The binder is a mammoth undertaking, one that must be completed over the course of the semester, within the 100 hours we are meant to work (most candidates work more, but 100 is the official minimum requirement).   It breaks down into four major components (apart from a summary experience reflection and official paperwork): the practicum log, the major and minor projects, lesson plans, and artifacts.

The practicum log is the written, daily record of everything we have done.  The state issues 25 individual standards that must be met, which encompass everything from running and managing a library program to promoting American civic culture, communicating with parents, planning lessons, assessing students, and more.  For each of these standards, we must demonstrate at least three unique pieces of evidence (so at a minimum, we’re talking 75 entries in the log), which can be fulfilled by direct experience, conversations, or even independent reading/research.  It sounds like a lot, and it is, but the good news is that much of what we do winds up fulfilling more than one standard, which helps.  At the end of the semester, we choose the three best pieces of evidence from each standard and submit it to the state.
Next come the projects.  For those doing a practicum (as a student teacher instead of those who are already school librarians), we must do a major project, which is a self-designed and taught unit of at least three lessons, plus a reflection.  Then we must do three minor projects, in the areas of technology, diversity, and administration.  Each project produces work, and we must reflect upon the project as a whole when we are done.
Related to the major project are the lesson plans – you’ve already read that we must write at least three for the unit, but in total, we must teach at least six unique, individually written lessons.  Most students will wind up creating many more than six lessons, but only six need to be submitted with reflections.

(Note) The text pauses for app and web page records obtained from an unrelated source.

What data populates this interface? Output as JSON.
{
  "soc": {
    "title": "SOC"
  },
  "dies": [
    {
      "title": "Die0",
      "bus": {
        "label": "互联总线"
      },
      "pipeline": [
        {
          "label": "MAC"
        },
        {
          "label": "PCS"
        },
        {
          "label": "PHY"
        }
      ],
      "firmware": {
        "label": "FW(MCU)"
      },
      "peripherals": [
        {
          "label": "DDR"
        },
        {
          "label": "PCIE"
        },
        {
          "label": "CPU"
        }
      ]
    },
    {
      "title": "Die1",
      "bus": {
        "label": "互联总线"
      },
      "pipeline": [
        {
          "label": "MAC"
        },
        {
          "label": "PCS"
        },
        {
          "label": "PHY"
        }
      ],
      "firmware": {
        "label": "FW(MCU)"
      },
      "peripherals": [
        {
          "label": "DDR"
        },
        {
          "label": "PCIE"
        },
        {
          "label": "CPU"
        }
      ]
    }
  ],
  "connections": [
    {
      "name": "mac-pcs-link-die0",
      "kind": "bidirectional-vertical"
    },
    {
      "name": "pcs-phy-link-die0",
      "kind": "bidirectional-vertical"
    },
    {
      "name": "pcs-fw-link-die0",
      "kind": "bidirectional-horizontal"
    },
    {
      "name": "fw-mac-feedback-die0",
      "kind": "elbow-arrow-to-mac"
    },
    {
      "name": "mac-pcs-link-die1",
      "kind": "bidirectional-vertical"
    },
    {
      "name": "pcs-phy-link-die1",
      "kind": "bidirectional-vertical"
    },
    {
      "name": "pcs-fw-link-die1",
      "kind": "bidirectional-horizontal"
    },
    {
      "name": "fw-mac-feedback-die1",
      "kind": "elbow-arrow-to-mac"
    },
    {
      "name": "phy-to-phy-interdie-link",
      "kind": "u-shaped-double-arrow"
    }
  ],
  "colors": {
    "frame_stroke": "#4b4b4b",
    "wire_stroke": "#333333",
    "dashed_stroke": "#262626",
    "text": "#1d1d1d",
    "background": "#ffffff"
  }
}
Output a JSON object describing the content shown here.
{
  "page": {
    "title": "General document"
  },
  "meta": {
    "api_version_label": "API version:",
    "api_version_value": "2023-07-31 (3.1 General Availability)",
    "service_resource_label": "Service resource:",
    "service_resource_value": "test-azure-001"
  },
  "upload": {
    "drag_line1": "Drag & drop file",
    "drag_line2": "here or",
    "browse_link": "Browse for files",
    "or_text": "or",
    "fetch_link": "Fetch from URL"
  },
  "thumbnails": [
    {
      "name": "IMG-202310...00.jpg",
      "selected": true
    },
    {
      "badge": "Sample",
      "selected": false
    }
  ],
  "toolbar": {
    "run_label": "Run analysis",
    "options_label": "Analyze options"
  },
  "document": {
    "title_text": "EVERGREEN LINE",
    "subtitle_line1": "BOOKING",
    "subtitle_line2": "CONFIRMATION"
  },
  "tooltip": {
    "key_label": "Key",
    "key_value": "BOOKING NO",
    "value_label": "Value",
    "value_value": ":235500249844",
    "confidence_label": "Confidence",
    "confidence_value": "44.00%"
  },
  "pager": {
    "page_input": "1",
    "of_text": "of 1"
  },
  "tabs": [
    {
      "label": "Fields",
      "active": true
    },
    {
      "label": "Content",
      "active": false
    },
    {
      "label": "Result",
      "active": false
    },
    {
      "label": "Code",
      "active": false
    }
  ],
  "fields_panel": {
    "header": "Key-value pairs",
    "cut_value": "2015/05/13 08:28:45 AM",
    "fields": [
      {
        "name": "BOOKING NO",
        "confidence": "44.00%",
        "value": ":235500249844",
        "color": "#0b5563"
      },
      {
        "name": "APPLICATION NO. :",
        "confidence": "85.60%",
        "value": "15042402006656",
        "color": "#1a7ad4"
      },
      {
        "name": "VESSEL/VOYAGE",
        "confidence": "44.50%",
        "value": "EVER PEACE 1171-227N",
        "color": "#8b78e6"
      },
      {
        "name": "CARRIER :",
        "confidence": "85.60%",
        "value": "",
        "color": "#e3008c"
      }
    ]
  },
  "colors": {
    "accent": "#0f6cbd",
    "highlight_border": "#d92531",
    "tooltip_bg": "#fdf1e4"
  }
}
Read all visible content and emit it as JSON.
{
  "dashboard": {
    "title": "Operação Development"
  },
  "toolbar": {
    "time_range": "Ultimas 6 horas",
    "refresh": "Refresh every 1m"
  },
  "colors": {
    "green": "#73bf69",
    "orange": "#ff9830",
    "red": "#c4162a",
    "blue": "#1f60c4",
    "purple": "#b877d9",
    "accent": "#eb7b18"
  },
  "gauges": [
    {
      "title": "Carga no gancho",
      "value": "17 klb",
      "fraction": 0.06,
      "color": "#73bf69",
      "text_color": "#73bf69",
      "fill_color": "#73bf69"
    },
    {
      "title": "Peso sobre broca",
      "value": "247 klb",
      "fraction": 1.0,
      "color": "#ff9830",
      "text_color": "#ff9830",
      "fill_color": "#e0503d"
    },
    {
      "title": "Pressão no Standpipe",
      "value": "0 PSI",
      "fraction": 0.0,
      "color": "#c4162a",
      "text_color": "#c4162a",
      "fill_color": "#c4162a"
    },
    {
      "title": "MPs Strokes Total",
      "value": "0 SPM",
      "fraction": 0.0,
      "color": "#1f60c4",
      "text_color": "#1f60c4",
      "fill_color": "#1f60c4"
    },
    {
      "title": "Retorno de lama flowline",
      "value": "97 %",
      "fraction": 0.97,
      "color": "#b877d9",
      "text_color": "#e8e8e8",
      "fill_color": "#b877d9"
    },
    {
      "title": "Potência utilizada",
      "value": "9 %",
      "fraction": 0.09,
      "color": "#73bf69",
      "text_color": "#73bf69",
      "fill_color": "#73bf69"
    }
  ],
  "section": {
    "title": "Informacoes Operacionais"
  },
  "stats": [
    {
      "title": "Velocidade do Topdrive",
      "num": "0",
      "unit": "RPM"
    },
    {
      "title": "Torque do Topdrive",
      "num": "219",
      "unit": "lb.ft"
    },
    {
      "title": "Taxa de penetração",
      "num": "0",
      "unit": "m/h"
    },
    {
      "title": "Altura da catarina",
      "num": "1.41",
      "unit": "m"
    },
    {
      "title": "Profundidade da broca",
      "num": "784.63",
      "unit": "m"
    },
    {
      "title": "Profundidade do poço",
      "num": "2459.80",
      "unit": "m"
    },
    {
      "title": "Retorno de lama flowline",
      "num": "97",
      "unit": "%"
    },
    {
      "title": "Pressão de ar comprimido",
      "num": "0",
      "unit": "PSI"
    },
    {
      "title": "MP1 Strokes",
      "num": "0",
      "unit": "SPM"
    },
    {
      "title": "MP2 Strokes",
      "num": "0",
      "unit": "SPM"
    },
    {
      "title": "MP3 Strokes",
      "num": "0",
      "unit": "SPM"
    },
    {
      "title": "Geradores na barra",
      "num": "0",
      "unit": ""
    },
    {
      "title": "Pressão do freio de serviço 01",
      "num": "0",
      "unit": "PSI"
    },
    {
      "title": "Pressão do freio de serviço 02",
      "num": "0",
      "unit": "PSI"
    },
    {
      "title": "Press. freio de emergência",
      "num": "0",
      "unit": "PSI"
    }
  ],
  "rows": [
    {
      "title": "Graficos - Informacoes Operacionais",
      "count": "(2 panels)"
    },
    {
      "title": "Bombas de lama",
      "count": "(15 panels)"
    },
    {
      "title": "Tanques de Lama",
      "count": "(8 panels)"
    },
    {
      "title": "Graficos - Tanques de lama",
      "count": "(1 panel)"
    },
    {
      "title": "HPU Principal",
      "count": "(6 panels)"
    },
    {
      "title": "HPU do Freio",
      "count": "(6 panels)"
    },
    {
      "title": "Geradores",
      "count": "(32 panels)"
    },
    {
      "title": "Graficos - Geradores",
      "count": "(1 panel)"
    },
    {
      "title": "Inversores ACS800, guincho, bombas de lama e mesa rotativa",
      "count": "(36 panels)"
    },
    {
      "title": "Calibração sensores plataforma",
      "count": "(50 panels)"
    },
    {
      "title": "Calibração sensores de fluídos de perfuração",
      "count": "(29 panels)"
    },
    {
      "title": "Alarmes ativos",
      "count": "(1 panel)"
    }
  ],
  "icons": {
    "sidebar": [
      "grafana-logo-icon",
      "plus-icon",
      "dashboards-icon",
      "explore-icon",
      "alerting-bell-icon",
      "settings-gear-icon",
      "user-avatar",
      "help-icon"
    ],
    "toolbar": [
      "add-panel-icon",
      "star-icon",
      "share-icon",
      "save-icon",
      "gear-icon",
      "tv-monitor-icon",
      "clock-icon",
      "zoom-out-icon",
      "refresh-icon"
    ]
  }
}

Finally, there are artifacts.  These demonstrate products you have collected or actually created that meet the different standards, as well as five mandatory required artifacts.  The required artifacts represent a change this year, and are a sign of Simmons’ commitment to ensuring that the SLTP candidates get a well-rounded pre-professional experience.  We must submit a video of ourselves teaching, along with a reflection, observe three classroom teachers at work, produce two pieces of student assessment, and more.  Another great addition is the required focus on an area of professional development, complete with reflection and annotated bibliography.
The binder is a lot of work, and it can be quite stressful, but somehow, it all comes together at the end. It’s a whirlwind experience, but a great one.